#### YOUR OBJECTIVE
The answer must consist of the entries, copied exactly and in full.

(Beginning of RECORD EXCERPTS)

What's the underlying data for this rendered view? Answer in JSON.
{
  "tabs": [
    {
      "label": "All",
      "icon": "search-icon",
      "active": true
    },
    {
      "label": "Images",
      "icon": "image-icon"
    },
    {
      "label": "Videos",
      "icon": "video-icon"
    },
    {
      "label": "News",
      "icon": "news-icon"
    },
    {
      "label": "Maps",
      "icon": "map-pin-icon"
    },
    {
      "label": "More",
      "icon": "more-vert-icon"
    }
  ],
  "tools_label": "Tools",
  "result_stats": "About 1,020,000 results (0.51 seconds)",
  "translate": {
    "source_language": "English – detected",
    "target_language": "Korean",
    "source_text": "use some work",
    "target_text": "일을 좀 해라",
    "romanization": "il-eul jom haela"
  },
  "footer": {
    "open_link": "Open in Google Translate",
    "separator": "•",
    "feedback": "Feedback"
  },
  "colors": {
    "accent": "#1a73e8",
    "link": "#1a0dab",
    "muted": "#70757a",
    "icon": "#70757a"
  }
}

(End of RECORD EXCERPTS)

#### RESPONSE TO THIS EXERCISE
What's the underlying data for this rendered view? Answer in JSON.
{
  "tabs": [
    {
      "label": "All",
      "icon": "search-icon",
      "active": true
    },
    {
      "label": "Images",
      "icon": "image-icon"
    },
    {
      "label": "Videos",
      "icon": "video-icon"
    },
    {
      "label": "News",
      "icon": "news-icon"
    },
    {
      "label": "Maps",
      "icon": "map-pin-icon"
    },
    {
      "label": "More",
      "icon": "more-vert-icon"
    }
  ],
  "tools_label": "Tools",
  "result_stats": "About 1,020,000 results (0.51 seconds)",
  "translate": {
    "source_language": "English – detected",
    "target_language": "Korean",
    "source_text": "use some work",
    "target_text": "일을 좀 해라",
    "romanization": "il-eul jom haela"
  },
  "footer": {
    "open_link": "Open in Google Translate",
    "separator": "•",
    "feedback": "Feedback"
  },
  "colors": {
    "accent": "#1a73e8",
    "link": "#1a0dab",
    "muted": "#70757a",
    "icon": "#70757a"
  }
}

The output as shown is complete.